### PROBLEM DESCRIPTION:
Give back every line of the material below that has the string "JSON".

### GIVEN RECORDS:
_ _ _ _ _ _ _

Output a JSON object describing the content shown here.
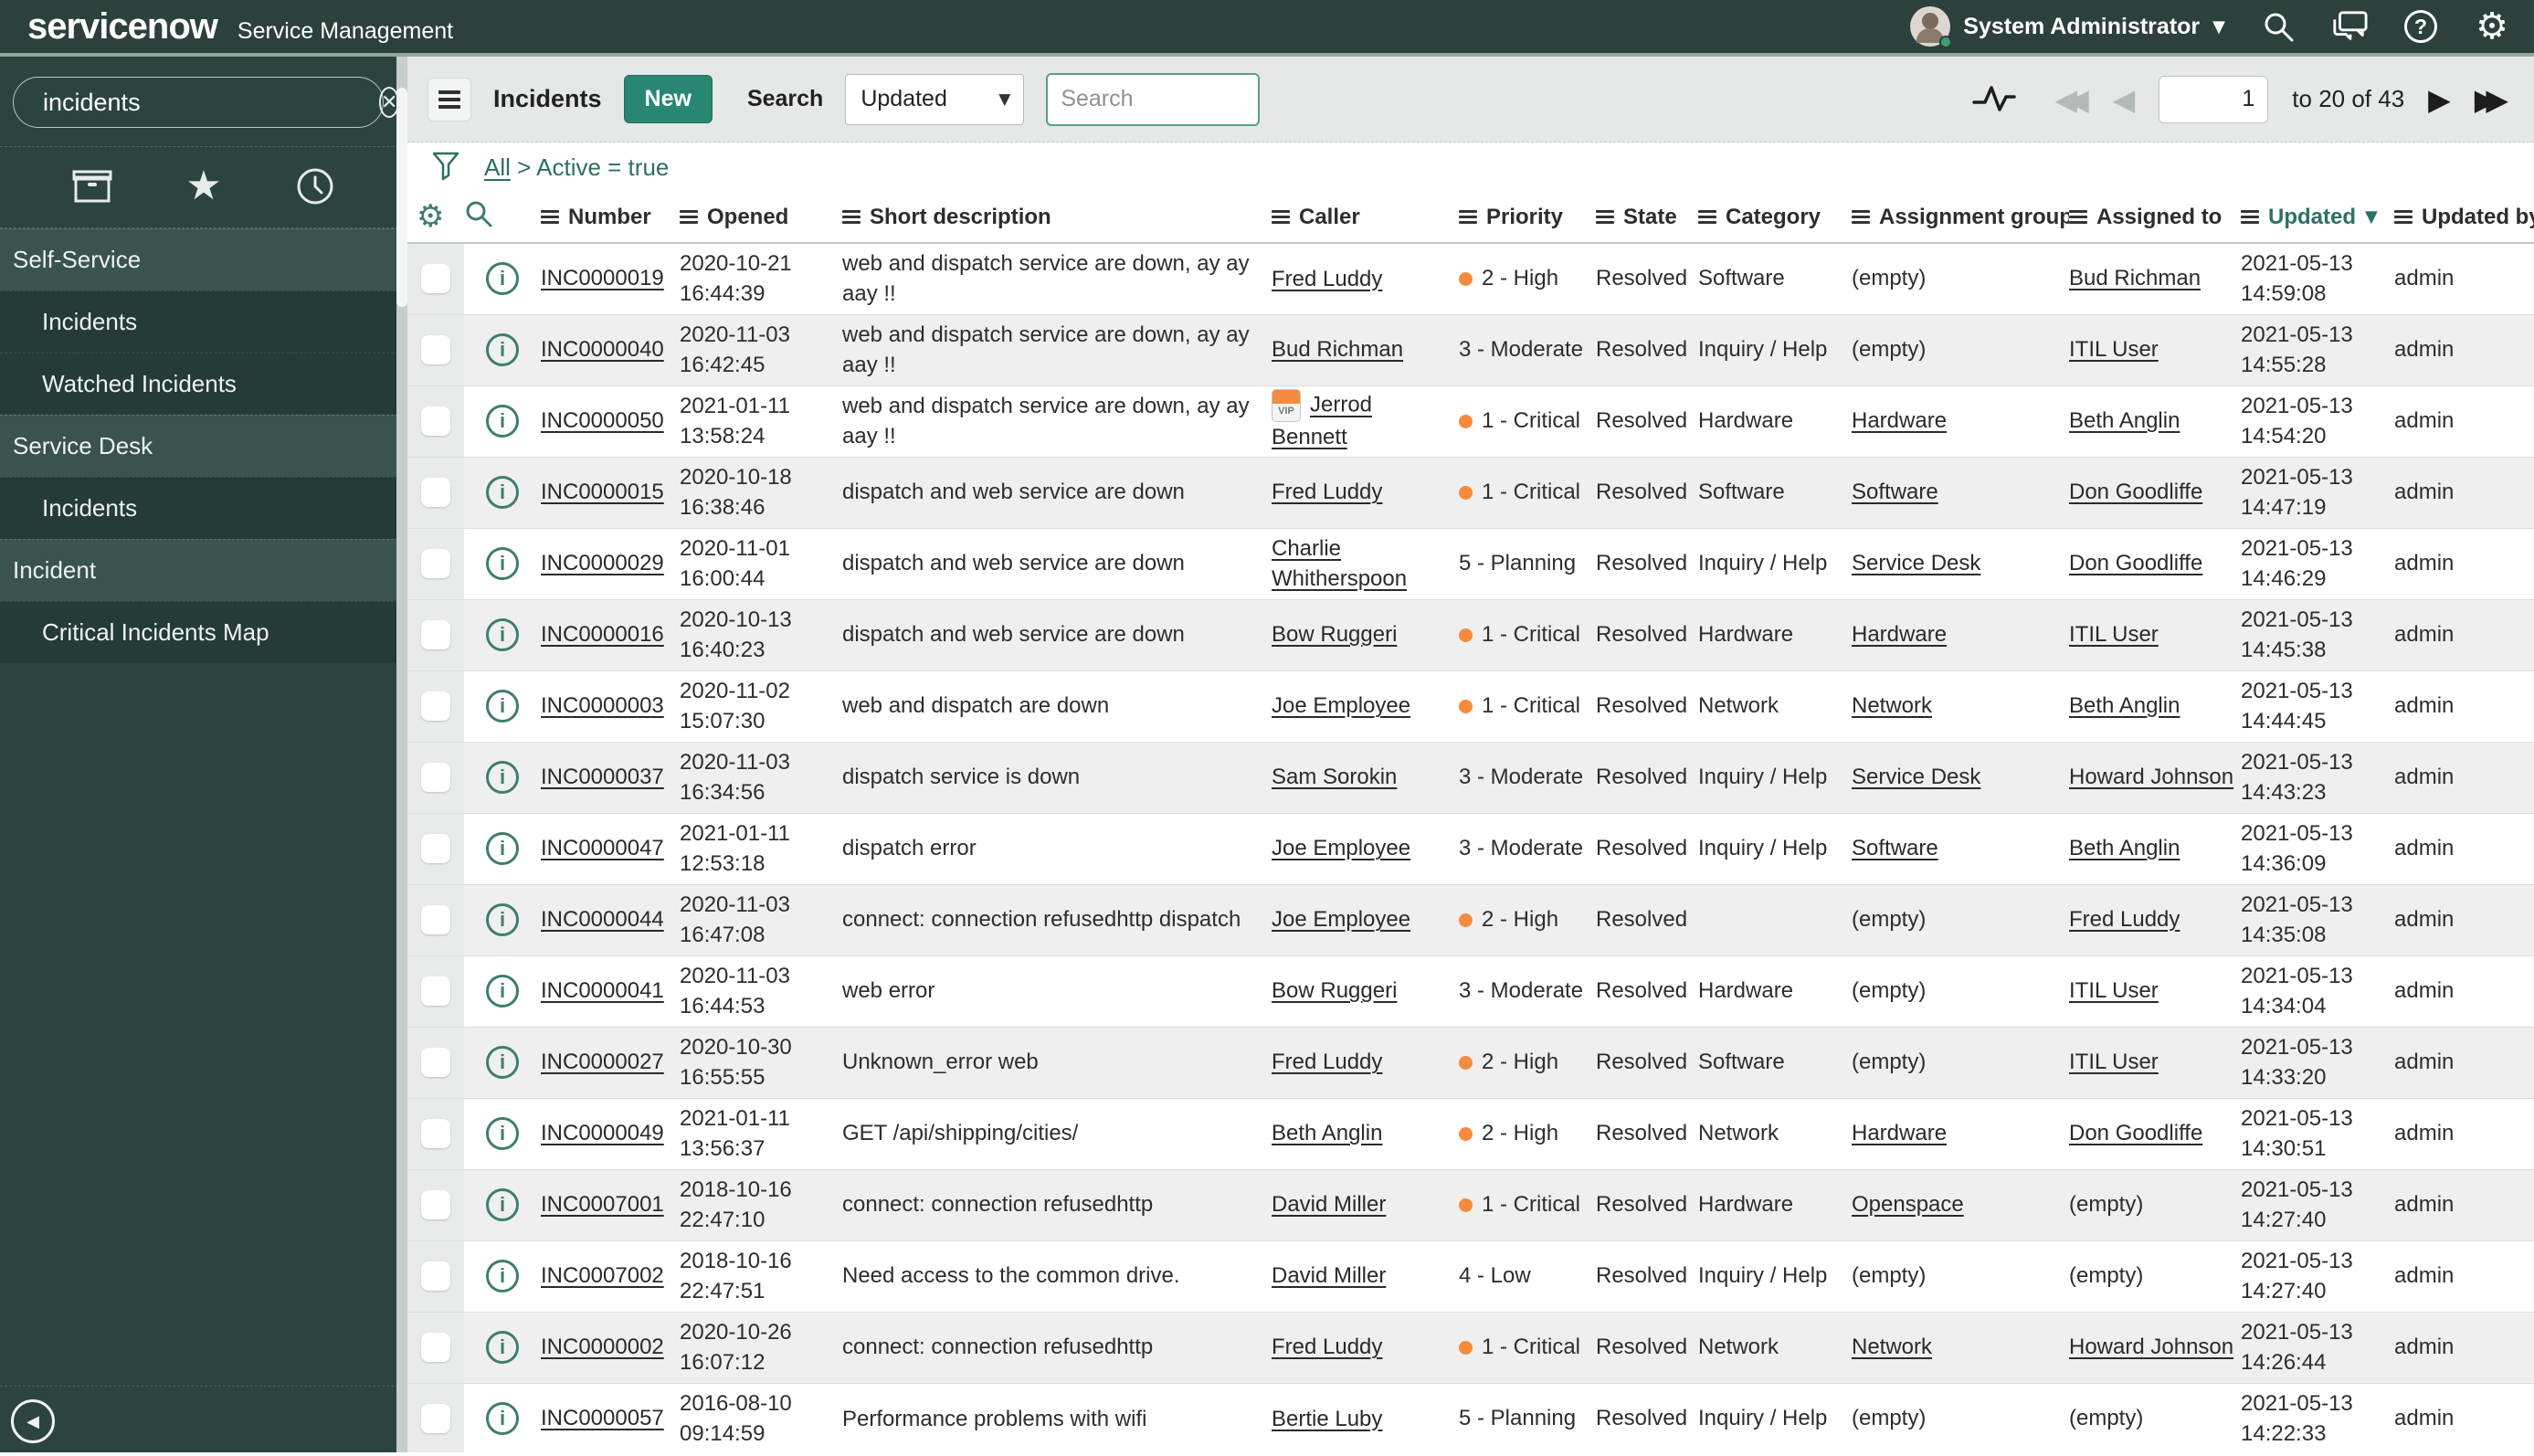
{
  "colors": {
    "header_bg": "#2c403e",
    "sidebar_bg": "#2b4440",
    "brand_green": "#278770",
    "accent_teal": "#3e7d70",
    "priority_orange": "#f68b3e"
  },
  "header": {
    "logo": "servicenow",
    "product": "Service Management",
    "user": "System Administrator"
  },
  "sidebar": {
    "filter_value": "incidents",
    "nav": [
      {
        "type": "section",
        "label": "Self-Service"
      },
      {
        "type": "item",
        "label": "Incidents"
      },
      {
        "type": "item",
        "label": "Watched Incidents"
      },
      {
        "type": "section",
        "label": "Service Desk"
      },
      {
        "type": "item",
        "label": "Incidents"
      },
      {
        "type": "section",
        "label": "Incident"
      },
      {
        "type": "item",
        "label": "Critical Incidents Map"
      }
    ]
  },
  "toolbar": {
    "title": "Incidents",
    "new_label": "New",
    "search_label": "Search",
    "search_field": "Updated",
    "search_placeholder": "Search",
    "page_value": "1",
    "page_info": "to 20 of 43"
  },
  "breadcrumb": {
    "root": "All",
    "separator": ">",
    "condition": "Active = true"
  },
  "table": {
    "columns": [
      "Number",
      "Opened",
      "Short description",
      "Caller",
      "Priority",
      "State",
      "Category",
      "Assignment group",
      "Assigned to",
      "Updated",
      "Updated by"
    ],
    "sorted_column": "Updated",
    "sort_indicator": "▼",
    "vip_label": "VIP",
    "empty_label": "(empty)",
    "rows": [
      {
        "number": "INC0000019",
        "opened": "2020-10-21 16:44:39",
        "short_description": "web and dispatch service are down, ay ay aay !!",
        "caller": "Fred Luddy",
        "vip": false,
        "priority": "2 - High",
        "priority_dot": true,
        "state": "Resolved",
        "category": "Software",
        "assignment_group": "(empty)",
        "assignment_group_is_link": false,
        "assigned_to": "Bud Richman",
        "assigned_to_is_link": true,
        "updated": "2021-05-13 14:59:08",
        "updated_by": "admin"
      },
      {
        "number": "INC0000040",
        "opened": "2020-11-03 16:42:45",
        "short_description": "web and dispatch service are down, ay ay aay !!",
        "caller": "Bud Richman",
        "vip": false,
        "priority": "3 - Moderate",
        "priority_dot": false,
        "state": "Resolved",
        "category": "Inquiry / Help",
        "assignment_group": "(empty)",
        "assignment_group_is_link": false,
        "assigned_to": "ITIL User",
        "assigned_to_is_link": true,
        "updated": "2021-05-13 14:55:28",
        "updated_by": "admin"
      },
      {
        "number": "INC0000050",
        "opened": "2021-01-11 13:58:24",
        "short_description": "web and dispatch service are down, ay ay aay !!",
        "caller": "Jerrod Bennett",
        "vip": true,
        "priority": "1 - Critical",
        "priority_dot": true,
        "state": "Resolved",
        "category": "Hardware",
        "assignment_group": "Hardware",
        "assignment_group_is_link": true,
        "assigned_to": "Beth Anglin",
        "assigned_to_is_link": true,
        "updated": "2021-05-13 14:54:20",
        "updated_by": "admin"
      },
      {
        "number": "INC0000015",
        "opened": "2020-10-18 16:38:46",
        "short_description": "dispatch and web service are down",
        "caller": "Fred Luddy",
        "vip": false,
        "priority": "1 - Critical",
        "priority_dot": true,
        "state": "Resolved",
        "category": "Software",
        "assignment_group": "Software",
        "assignment_group_is_link": true,
        "assigned_to": "Don Goodliffe",
        "assigned_to_is_link": true,
        "updated": "2021-05-13 14:47:19",
        "updated_by": "admin"
      },
      {
        "number": "INC0000029",
        "opened": "2020-11-01 16:00:44",
        "short_description": "dispatch and web service are down",
        "caller": "Charlie Whitherspoon",
        "vip": false,
        "priority": "5 - Planning",
        "priority_dot": false,
        "state": "Resolved",
        "category": "Inquiry / Help",
        "assignment_group": "Service Desk",
        "assignment_group_is_link": true,
        "assigned_to": "Don Goodliffe",
        "assigned_to_is_link": true,
        "updated": "2021-05-13 14:46:29",
        "updated_by": "admin"
      },
      {
        "number": "INC0000016",
        "opened": "2020-10-13 16:40:23",
        "short_description": "dispatch and web service are down",
        "caller": "Bow Ruggeri",
        "vip": false,
        "priority": "1 - Critical",
        "priority_dot": true,
        "state": "Resolved",
        "category": "Hardware",
        "assignment_group": "Hardware",
        "assignment_group_is_link": true,
        "assigned_to": "ITIL User",
        "assigned_to_is_link": true,
        "updated": "2021-05-13 14:45:38",
        "updated_by": "admin"
      },
      {
        "number": "INC0000003",
        "opened": "2020-11-02 15:07:30",
        "short_description": "web and dispatch are down",
        "caller": "Joe Employee",
        "vip": false,
        "priority": "1 - Critical",
        "priority_dot": true,
        "state": "Resolved",
        "category": "Network",
        "assignment_group": "Network",
        "assignment_group_is_link": true,
        "assigned_to": "Beth Anglin",
        "assigned_to_is_link": true,
        "updated": "2021-05-13 14:44:45",
        "updated_by": "admin"
      },
      {
        "number": "INC0000037",
        "opened": "2020-11-03 16:34:56",
        "short_description": "dispatch service is down",
        "caller": "Sam Sorokin",
        "vip": false,
        "priority": "3 - Moderate",
        "priority_dot": false,
        "state": "Resolved",
        "category": "Inquiry / Help",
        "assignment_group": "Service Desk",
        "assignment_group_is_link": true,
        "assigned_to": "Howard Johnson",
        "assigned_to_is_link": true,
        "updated": "2021-05-13 14:43:23",
        "updated_by": "admin"
      },
      {
        "number": "INC0000047",
        "opened": "2021-01-11 12:53:18",
        "short_description": "dispatch error",
        "caller": "Joe Employee",
        "vip": false,
        "priority": "3 - Moderate",
        "priority_dot": false,
        "state": "Resolved",
        "category": "Inquiry / Help",
        "assignment_group": "Software",
        "assignment_group_is_link": true,
        "assigned_to": "Beth Anglin",
        "assigned_to_is_link": true,
        "updated": "2021-05-13 14:36:09",
        "updated_by": "admin"
      },
      {
        "number": "INC0000044",
        "opened": "2020-11-03 16:47:08",
        "short_description": "connect: connection refusedhttp dispatch",
        "caller": "Joe Employee",
        "vip": false,
        "priority": "2 - High",
        "priority_dot": true,
        "state": "Resolved",
        "category": "",
        "assignment_group": "(empty)",
        "assignment_group_is_link": false,
        "assigned_to": "Fred Luddy",
        "assigned_to_is_link": true,
        "updated": "2021-05-13 14:35:08",
        "updated_by": "admin"
      },
      {
        "number": "INC0000041",
        "opened": "2020-11-03 16:44:53",
        "short_description": "web error",
        "caller": "Bow Ruggeri",
        "vip": false,
        "priority": "3 - Moderate",
        "priority_dot": false,
        "state": "Resolved",
        "category": "Hardware",
        "assignment_group": "(empty)",
        "assignment_group_is_link": false,
        "assigned_to": "ITIL User",
        "assigned_to_is_link": true,
        "updated": "2021-05-13 14:34:04",
        "updated_by": "admin"
      },
      {
        "number": "INC0000027",
        "opened": "2020-10-30 16:55:55",
        "short_description": "Unknown_error web",
        "caller": "Fred Luddy",
        "vip": false,
        "priority": "2 - High",
        "priority_dot": true,
        "state": "Resolved",
        "category": "Software",
        "assignment_group": "(empty)",
        "assignment_group_is_link": false,
        "assigned_to": "ITIL User",
        "assigned_to_is_link": true,
        "updated": "2021-05-13 14:33:20",
        "updated_by": "admin"
      },
      {
        "number": "INC0000049",
        "opened": "2021-01-11 13:56:37",
        "short_description": "GET /api/shipping/cities/",
        "caller": "Beth Anglin",
        "vip": false,
        "priority": "2 - High",
        "priority_dot": true,
        "state": "Resolved",
        "category": "Network",
        "assignment_group": "Hardware",
        "assignment_group_is_link": true,
        "assigned_to": "Don Goodliffe",
        "assigned_to_is_link": true,
        "updated": "2021-05-13 14:30:51",
        "updated_by": "admin"
      },
      {
        "number": "INC0007001",
        "opened": "2018-10-16 22:47:10",
        "short_description": "connect: connection refusedhttp",
        "caller": "David Miller",
        "vip": false,
        "priority": "1 - Critical",
        "priority_dot": true,
        "state": "Resolved",
        "category": "Hardware",
        "assignment_group": "Openspace",
        "assignment_group_is_link": true,
        "assigned_to": "(empty)",
        "assigned_to_is_link": false,
        "updated": "2021-05-13 14:27:40",
        "updated_by": "admin"
      },
      {
        "number": "INC0007002",
        "opened": "2018-10-16 22:47:51",
        "short_description": "Need access to the common drive.",
        "caller": "David Miller",
        "vip": false,
        "priority": "4 - Low",
        "priority_dot": false,
        "state": "Resolved",
        "category": "Inquiry / Help",
        "assignment_group": "(empty)",
        "assignment_group_is_link": false,
        "assigned_to": "(empty)",
        "assigned_to_is_link": false,
        "updated": "2021-05-13 14:27:40",
        "updated_by": "admin"
      },
      {
        "number": "INC0000002",
        "opened": "2020-10-26 16:07:12",
        "short_description": "connect: connection refusedhttp",
        "caller": "Fred Luddy",
        "vip": false,
        "priority": "1 - Critical",
        "priority_dot": true,
        "state": "Resolved",
        "category": "Network",
        "assignment_group": "Network",
        "assignment_group_is_link": true,
        "assigned_to": "Howard Johnson",
        "assigned_to_is_link": true,
        "updated": "2021-05-13 14:26:44",
        "updated_by": "admin"
      },
      {
        "number": "INC0000057",
        "opened": "2016-08-10 09:14:59",
        "short_description": "Performance problems with wifi",
        "caller": "Bertie Luby",
        "vip": false,
        "priority": "5 - Planning",
        "priority_dot": false,
        "state": "Resolved",
        "category": "Inquiry / Help",
        "assignment_group": "(empty)",
        "assignment_group_is_link": false,
        "assigned_to": "(empty)",
        "assigned_to_is_link": false,
        "updated": "2021-05-13 14:22:33",
        "updated_by": "admin"
      }
    ]
  }
}
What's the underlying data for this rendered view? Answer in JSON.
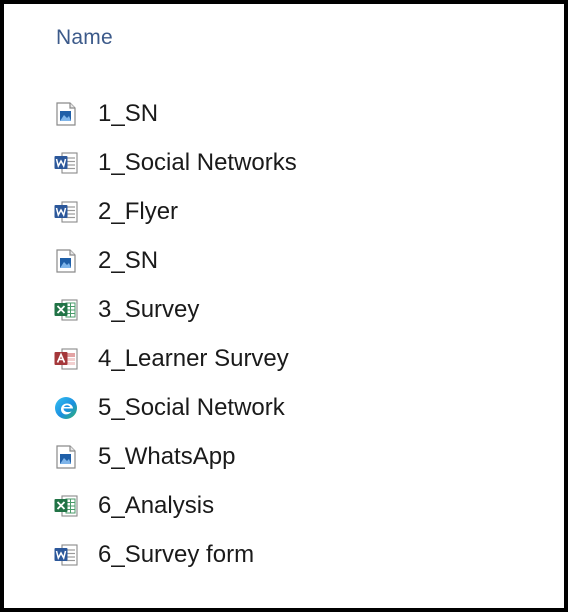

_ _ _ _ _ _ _

### REPLY:
Output a JSON object describing the content shown here.
What's the underlying data for this rendered view? Answer in JSON.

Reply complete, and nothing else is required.